The biggest challenge: Ben Nevis
Now for my biggest challenge, Scotland, and the almighty Ben Nevis, the highest mountain not only in Scotland but the UK at 1,345 M. Not only is it the highest mountain I have climbed but it is also the one that you actually climb from the bottom to the top, starting at just 20m above sea level.
Well … first of all don’t drink the night before hiking up the highest mountain in the UK with a paddle board on your back, regardless of how light it is.
So to set the scene the camp fire was going and I had a few drinks with friends which lead to a late night. Can you blame me with a clear night and views of BEN NEVIS?!? This set my challenge up to a difficult start and the weather didn’t help with 20+ degrees in the initial accent which starts at 20M. Ill be honest I wanted to leave the board at the half way lake and continue the rest of the hike without it…
Thanks to my friend Mathew Roche who gave me the best kind of support I’m used to. He told me to get on with it as the bag isn’t that heavy so I cracked on. The weather soon changed after the half way point and started to layer up as we left sun and blue skies behind. We went up into the fog engulfed peak. Temperatures began to drop and we were greeted by snow, as we reached the summit and bared right we had a break in the fog which delivered an unbelievable view. We Summited and had the generic photo and after a short break made our way back down.
Soon after heading off I hit a brick wall and I was sick then carried on, I was so focused on paddling the lake this didn’t hold me back. The accent felt longer than the Hike up. With all the loose rocks it made it challenging and slowed us down. When we reached the lake it was stunning. Blue skies again! The sun was out the water was crystal clear. Our very own VIP lake to SUP. It looked like an infinity roof top pool in the clouds. It was a bit of a novelty to not be paddling in thick fog, rain, or snow.

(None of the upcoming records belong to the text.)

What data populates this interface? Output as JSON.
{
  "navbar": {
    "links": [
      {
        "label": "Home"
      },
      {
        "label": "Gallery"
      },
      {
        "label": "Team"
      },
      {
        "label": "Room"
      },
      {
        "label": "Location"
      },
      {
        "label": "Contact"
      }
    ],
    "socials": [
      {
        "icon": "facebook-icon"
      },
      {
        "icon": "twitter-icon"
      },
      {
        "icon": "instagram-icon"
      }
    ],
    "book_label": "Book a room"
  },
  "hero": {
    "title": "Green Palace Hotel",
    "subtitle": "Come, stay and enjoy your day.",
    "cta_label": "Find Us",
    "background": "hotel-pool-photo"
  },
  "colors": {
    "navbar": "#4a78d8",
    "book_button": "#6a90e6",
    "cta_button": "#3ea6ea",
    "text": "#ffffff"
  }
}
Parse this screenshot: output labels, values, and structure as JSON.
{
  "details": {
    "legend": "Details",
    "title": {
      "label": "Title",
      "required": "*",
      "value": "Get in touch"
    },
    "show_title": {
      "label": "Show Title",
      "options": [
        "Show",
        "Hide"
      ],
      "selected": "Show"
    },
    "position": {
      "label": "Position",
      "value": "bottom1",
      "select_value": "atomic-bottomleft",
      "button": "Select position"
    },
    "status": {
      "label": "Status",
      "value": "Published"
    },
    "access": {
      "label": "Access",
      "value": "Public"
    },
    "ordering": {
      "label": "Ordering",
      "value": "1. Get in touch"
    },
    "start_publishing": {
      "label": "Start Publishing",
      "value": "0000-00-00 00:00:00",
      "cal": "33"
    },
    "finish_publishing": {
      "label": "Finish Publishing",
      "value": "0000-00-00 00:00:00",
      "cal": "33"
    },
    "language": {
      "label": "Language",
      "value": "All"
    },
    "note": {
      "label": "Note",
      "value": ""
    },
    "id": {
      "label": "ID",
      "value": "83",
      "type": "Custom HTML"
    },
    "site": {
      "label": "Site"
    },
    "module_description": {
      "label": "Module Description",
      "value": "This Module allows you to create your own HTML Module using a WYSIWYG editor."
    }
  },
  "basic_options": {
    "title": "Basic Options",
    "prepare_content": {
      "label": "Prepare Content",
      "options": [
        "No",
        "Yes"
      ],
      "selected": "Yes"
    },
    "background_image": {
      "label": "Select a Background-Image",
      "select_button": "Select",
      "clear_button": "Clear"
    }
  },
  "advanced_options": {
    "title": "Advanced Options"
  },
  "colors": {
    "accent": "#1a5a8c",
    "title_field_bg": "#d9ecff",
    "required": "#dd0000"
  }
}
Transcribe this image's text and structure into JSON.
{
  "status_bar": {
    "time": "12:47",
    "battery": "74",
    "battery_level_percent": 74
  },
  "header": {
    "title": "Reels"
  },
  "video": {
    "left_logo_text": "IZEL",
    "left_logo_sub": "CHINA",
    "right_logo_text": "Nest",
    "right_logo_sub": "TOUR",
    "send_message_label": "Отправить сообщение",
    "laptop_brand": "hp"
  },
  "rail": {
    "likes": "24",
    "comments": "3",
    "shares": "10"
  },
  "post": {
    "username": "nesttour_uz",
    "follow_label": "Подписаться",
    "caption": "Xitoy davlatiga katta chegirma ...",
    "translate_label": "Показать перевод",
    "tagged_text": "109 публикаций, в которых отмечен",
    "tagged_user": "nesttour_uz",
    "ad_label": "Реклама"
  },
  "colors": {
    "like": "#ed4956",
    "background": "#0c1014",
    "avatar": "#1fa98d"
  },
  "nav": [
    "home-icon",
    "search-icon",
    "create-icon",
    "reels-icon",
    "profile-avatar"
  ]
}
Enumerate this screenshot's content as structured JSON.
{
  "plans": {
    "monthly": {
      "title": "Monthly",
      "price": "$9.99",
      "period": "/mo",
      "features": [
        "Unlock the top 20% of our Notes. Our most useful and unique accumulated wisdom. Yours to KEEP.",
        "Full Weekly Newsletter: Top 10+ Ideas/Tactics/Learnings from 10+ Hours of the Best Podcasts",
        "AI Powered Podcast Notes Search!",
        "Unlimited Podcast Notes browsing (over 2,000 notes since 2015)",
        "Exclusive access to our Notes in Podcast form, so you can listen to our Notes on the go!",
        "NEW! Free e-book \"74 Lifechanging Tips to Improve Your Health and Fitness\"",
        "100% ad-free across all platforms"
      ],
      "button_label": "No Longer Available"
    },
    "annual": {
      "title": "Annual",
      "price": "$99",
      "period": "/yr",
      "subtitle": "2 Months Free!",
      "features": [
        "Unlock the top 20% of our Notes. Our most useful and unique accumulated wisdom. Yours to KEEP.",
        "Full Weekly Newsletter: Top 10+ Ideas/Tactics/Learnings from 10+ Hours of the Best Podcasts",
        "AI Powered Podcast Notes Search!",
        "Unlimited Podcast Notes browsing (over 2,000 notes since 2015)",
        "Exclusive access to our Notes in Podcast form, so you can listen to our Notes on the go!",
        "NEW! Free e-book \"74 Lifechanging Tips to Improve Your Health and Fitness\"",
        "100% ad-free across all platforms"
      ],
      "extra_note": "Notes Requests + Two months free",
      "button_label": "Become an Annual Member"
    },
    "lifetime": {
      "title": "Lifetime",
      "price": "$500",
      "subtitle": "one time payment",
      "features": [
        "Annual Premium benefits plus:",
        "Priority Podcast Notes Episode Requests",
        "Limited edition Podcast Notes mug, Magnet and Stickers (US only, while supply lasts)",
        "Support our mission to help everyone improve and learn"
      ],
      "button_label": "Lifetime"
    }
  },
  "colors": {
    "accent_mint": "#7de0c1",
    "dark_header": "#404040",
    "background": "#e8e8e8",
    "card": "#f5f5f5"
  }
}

Ben Nevis, Scotland is incredible. One of the hardest things I’ve ever done. Would I do it again with a paddle board. Yes! Why not.
"I want to thank my Girl Friend Emma Meyrick because she has joined me on nearly all trips and has taken photos and has hiked with me capturing my SUP adventures. She been great support!"
Thanks Kris for this inspirational story! Let us know what you think about this story by leaving a comment on the Facebook message below.